Janire is 32 years old and is from Bilbao. For 4 years she has been suffering with a blood disease called bone marrow aplasia which consists of the disappearance of the bone marrow stem cells charged with the production of all the blood cells. As a result, patients like Janire who suffer from this disorder, encounter a deficit of varying degrees of intensity, of erythrocytes (or red blood cells, charged with transporting oxygen to the tissues), of leukocytes (or white blood cells, charged with the defence against infections) and of the platelets (charged with preventing haemorrhages).
The elected treatment for severe bone marrow aplasias in young patients is a bone marrow transplant. This is the case with Janire. As she doesn't have any siblings, the Bone Marrow Donors Registry (REDMO), started a global search to find a compatible donor for Janire. Her situation is not uncommon: only 1 in every 4 patients who need a bone marrow or umbilical cord blood transplant has a compatible family member. The other 75% count on REDMO, which is managed by our Foundation, to find their "identical twin" somewhere in the world.
We wanted to talk to Janire about how she is dealing with this waiting period.
- What was the moment like when you were diagnosed?
Janire:They took a month and a half to tell me the diagnosis. Leukaemia had been ruled out after a bone marrow puncture and I was told that I could be suffering from a myelodysplastic syndrome or a bone marrow aplasia*. When they confirmed that it was bone marrow aplasia, I felt hopeful because there is a treatment and it works in 80% of cases. No one told me that I was a part of the other 20% and that after two rounds of treatment I still wouldn't have seen any results.
- What exactly does the treatment consist of?

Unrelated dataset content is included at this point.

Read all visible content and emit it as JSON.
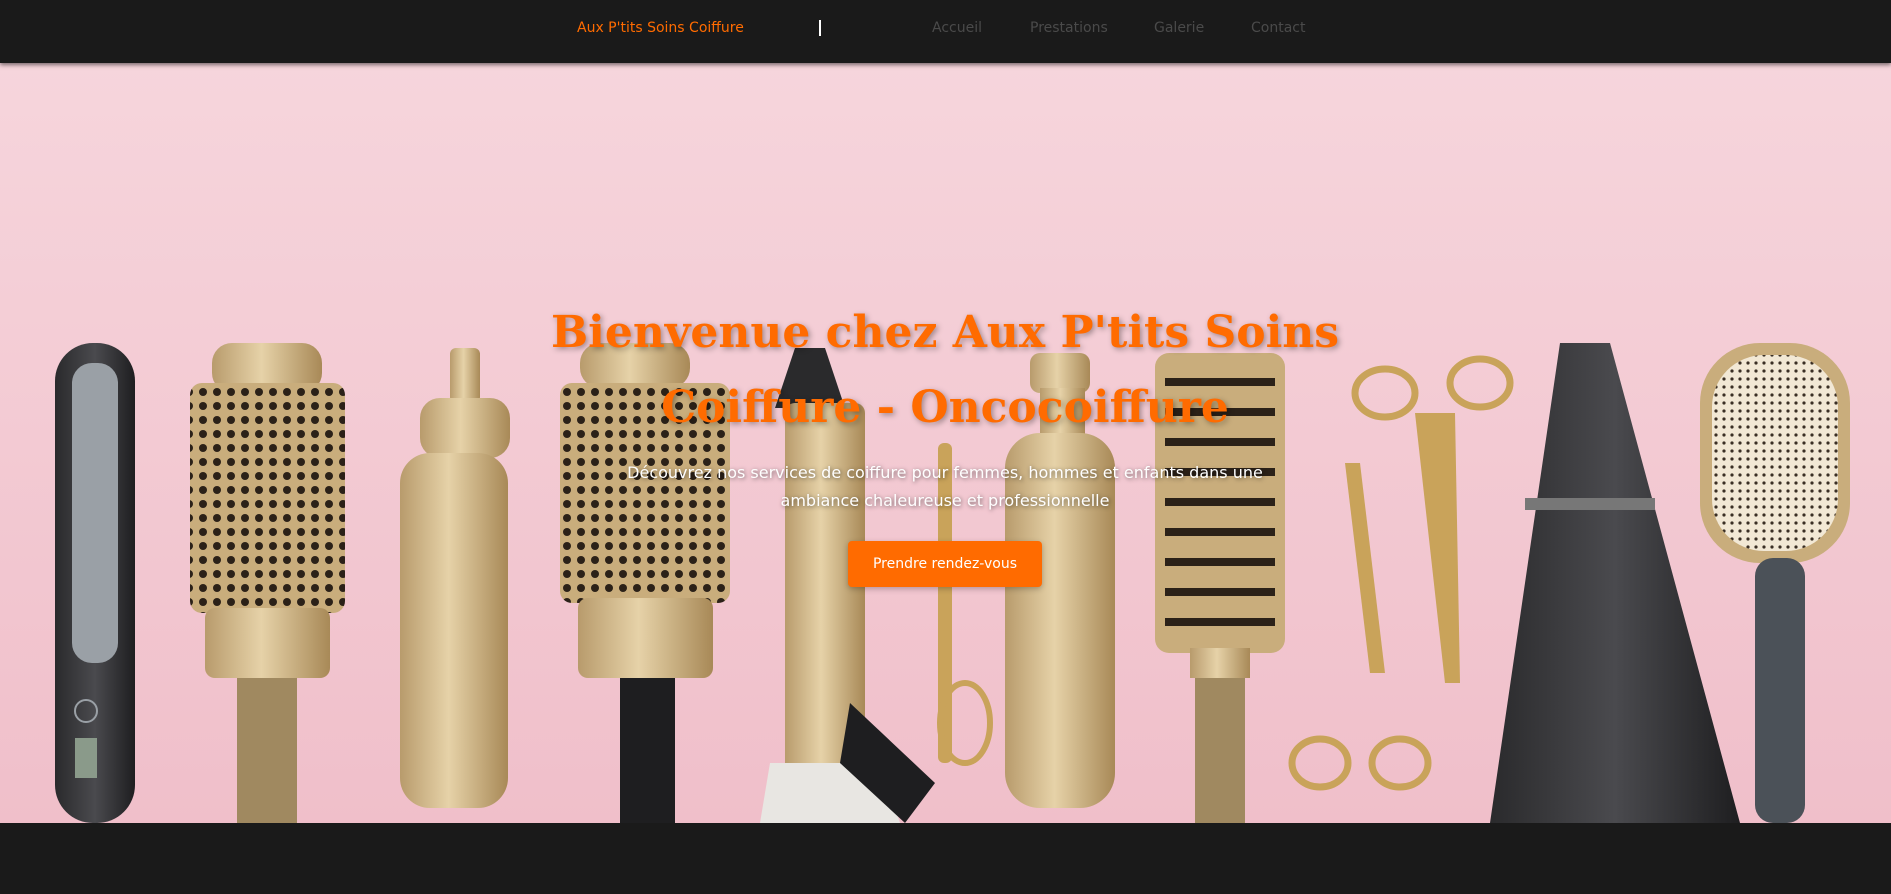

Janire: Each treatment is in a block of 6 months and it starts with a week in isolation in the hospital. The treatment takes place over 5 days: for 8 hours a day they treat you with thymoglobulins. In my case there were no great complications; my defences were low but it wasn't necessary to put me in isolation. I did suffer from allergies, headaches, and fevers etc. Following the week in the hospital, the treatment continues at home with a high dosage of an immunosuppressant pill (cyclosporine). During the 5 month period, a hospital visit is required every week. Tests are run to analyze any variations and check the levels of cyclosporine in the blood and to assess whether blood or platelet transfusions are necessary.
After six months there is a review as to whether to treatment has worked or not. If it hasn't worked and a donor still hasn't been found then the treatment is repeated.

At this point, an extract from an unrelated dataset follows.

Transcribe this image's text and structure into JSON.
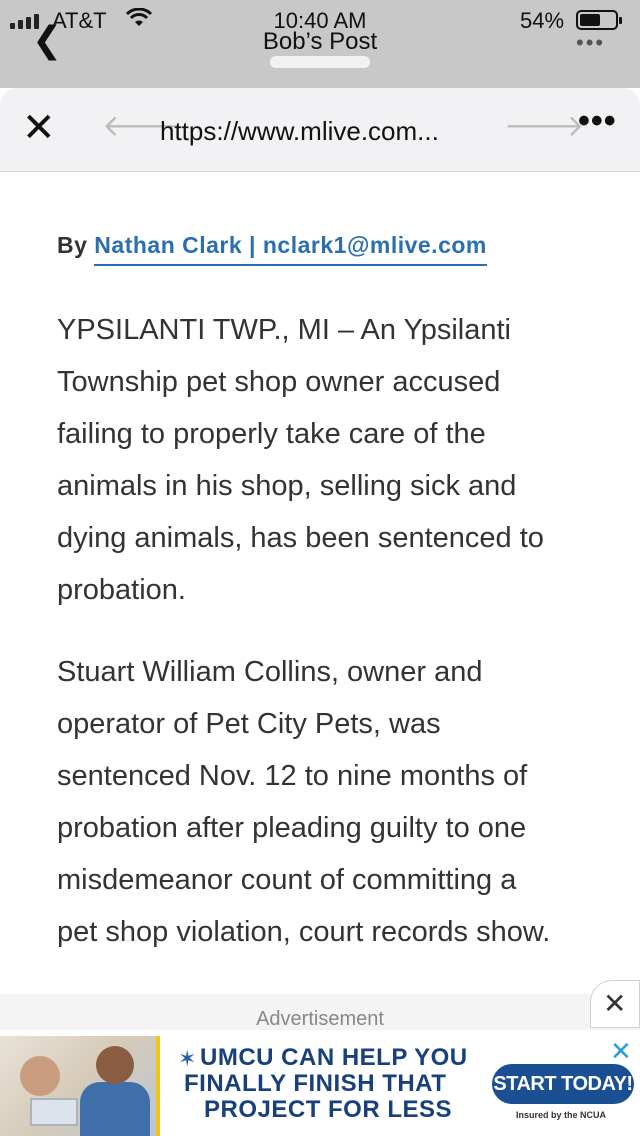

- After a certain time under treatment, your body begins to react negatively. When and how were you told that the only hope for a cure would be a bone marrow or umbilical cord blood transplant? Did you think that a donor would be found quickly?
Janire: They repeated the treatment three times. During the second round of treatment my body started to respond and for two years I have managed to keep levels normal, without the need for transfusions, and I have been able to lead a normal life. When I began the second treatment my haematologist registered me on the REDMO, but as the treatment worked and I have been well for two years, the search was suspended.
Now, after a relapse in April 2011, the search for a donor for me has been reactivated. As the six months of the third treatment have now passed and my levels continue the same, it is obvious that the only option is a transplant. In addition, it is the best way to find a definitive cure and finally forget about all of this and the possibility of relapses.
I never lose hope that a donor will be found. I don't need a transplant imminently, I can wait, but as more time passes the uncertainty and concern as to whether "I will have a rare bone marrow" grows.
- What would it mean to you if one day your doctor calls you to say: "we have a donor for you"?
Janire: I suppose that that day would bring a host of different emotions: happiness, hope, fear, respect... The hope that all this might be over and fear of the transplant and any possible complications.
- What would you say to someone that is thinking about registering as a donor?
Janire: I would tell them to do it without a doubt because it is beneficial for everyone. Today it is me who needs it but tomorrow it could be anyone. No one is free from risk. In addition, it would be an incredible experience and must feel amazing to save a life in such a simple way, with no risk to the donor.
- What do you ask for the future? What are you plans at the moment? Have your values and dreams changed since you were diagnosed?
Janire: I hope the future brings good things. I don't expect too much. To be able to lead a normal life, to go back to work, to play sports, to climb hills without feeling tired... I want realize all the plans I made before the relapse, which are postponed, not cancelled.
After four years of fighting with this, I don't think I would recognize the Janire from before. I have changed and I have improved. The disease has helped me to enjoy the smaller things in life more. I don't get stressed about the things that used to frustrate me and really weren't that important. I have learnt the value of being healthy and taking care of your health. I have learnt to fight and I have discovered that I am strong; much stronger than I thought. I have found out who my true friends are and who are not, and I am much more sensitive to the pain of others.
*All the diseases that Janire mentions are haematological malignancies (or cancerous diseases of the blood). Find more information here.